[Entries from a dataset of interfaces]
____________________

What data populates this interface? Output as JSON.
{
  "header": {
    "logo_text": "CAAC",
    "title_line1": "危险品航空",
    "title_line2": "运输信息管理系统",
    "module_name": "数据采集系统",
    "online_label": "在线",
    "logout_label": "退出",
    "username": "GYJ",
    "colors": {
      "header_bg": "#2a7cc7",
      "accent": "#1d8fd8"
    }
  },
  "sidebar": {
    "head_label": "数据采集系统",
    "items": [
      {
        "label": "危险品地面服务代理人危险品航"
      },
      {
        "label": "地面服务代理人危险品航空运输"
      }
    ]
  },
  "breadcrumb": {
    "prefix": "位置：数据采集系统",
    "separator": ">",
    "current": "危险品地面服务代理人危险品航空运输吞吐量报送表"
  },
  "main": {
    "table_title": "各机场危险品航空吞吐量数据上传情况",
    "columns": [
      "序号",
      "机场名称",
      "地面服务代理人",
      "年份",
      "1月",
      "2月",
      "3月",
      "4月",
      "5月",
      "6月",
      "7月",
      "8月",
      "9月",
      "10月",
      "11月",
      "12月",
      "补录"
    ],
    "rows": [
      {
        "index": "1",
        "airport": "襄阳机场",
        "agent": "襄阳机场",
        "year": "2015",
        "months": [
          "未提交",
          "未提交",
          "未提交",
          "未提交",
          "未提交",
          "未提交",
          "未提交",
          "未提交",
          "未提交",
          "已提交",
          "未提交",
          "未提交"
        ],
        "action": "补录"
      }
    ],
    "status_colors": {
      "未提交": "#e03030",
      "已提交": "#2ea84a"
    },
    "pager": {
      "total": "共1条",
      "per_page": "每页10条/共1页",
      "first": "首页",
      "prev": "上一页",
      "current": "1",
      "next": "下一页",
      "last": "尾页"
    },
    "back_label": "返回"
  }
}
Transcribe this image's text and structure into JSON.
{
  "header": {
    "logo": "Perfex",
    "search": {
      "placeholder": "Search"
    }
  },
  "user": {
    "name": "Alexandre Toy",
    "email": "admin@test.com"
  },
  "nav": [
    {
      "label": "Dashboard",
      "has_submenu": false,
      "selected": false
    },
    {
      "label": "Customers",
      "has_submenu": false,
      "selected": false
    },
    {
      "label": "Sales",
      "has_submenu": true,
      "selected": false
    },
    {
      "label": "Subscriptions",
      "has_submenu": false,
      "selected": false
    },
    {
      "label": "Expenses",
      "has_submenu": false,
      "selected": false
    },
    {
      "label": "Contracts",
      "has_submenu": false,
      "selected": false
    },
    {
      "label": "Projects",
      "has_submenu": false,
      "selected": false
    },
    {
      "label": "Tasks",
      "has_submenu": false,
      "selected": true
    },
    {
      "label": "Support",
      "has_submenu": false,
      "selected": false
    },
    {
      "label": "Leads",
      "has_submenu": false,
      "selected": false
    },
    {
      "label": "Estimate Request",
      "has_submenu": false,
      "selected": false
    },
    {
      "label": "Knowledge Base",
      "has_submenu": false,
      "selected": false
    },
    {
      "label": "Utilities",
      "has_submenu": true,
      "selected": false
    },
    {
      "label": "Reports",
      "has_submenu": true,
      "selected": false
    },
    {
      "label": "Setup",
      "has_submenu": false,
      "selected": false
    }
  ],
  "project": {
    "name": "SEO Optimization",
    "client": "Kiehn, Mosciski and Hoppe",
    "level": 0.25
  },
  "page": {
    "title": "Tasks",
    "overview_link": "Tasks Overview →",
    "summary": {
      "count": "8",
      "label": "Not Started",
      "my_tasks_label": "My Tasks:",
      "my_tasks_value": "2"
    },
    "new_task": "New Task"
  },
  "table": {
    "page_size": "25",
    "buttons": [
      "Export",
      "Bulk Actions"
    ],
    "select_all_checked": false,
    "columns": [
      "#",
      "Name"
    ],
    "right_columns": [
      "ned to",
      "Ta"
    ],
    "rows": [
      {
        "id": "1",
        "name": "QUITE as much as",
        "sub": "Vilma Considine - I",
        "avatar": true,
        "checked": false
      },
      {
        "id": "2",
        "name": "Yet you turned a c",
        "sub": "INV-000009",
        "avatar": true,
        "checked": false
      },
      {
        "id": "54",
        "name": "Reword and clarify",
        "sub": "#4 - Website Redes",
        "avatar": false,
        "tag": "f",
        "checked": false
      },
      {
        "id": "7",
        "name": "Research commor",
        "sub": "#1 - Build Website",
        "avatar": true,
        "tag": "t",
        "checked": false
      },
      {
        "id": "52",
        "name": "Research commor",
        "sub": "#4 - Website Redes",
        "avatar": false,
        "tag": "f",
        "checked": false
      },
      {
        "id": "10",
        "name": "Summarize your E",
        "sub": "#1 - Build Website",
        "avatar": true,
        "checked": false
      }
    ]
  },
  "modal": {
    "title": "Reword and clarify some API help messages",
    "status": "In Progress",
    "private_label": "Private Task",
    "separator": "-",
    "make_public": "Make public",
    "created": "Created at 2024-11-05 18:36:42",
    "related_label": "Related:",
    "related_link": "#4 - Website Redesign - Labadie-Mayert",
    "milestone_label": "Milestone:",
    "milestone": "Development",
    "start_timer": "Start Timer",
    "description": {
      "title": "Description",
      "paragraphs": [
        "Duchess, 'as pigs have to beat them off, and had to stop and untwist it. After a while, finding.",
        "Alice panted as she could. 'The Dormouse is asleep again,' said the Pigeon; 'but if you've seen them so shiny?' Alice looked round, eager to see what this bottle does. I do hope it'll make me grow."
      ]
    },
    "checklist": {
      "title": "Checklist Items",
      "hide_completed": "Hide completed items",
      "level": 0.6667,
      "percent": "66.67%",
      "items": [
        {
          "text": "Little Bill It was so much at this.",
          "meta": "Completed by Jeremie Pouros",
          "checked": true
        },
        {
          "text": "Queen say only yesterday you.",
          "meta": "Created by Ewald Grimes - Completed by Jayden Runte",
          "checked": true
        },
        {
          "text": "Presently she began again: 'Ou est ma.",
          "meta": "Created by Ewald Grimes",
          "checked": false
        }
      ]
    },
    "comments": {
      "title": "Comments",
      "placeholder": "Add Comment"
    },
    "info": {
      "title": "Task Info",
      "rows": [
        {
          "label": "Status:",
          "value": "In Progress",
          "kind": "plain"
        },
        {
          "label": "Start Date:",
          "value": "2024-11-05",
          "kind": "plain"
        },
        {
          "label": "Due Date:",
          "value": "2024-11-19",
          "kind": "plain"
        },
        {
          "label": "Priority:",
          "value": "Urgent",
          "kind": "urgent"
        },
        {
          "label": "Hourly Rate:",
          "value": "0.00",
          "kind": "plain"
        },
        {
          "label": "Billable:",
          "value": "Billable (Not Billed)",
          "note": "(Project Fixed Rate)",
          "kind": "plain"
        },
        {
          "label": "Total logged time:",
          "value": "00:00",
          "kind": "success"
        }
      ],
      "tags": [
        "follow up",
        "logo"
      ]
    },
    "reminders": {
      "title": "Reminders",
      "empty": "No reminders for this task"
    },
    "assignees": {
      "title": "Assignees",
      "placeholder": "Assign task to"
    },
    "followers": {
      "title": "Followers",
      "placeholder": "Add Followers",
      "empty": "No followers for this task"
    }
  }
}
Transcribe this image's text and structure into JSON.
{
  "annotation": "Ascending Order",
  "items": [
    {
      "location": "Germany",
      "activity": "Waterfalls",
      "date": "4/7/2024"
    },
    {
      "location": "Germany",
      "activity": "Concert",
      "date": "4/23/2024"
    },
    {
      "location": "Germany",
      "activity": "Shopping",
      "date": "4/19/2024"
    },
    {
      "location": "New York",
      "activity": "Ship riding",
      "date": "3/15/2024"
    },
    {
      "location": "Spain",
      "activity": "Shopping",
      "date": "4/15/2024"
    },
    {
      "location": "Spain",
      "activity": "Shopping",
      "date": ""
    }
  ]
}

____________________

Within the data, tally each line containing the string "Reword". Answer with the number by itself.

> _Reply to the exercise_
2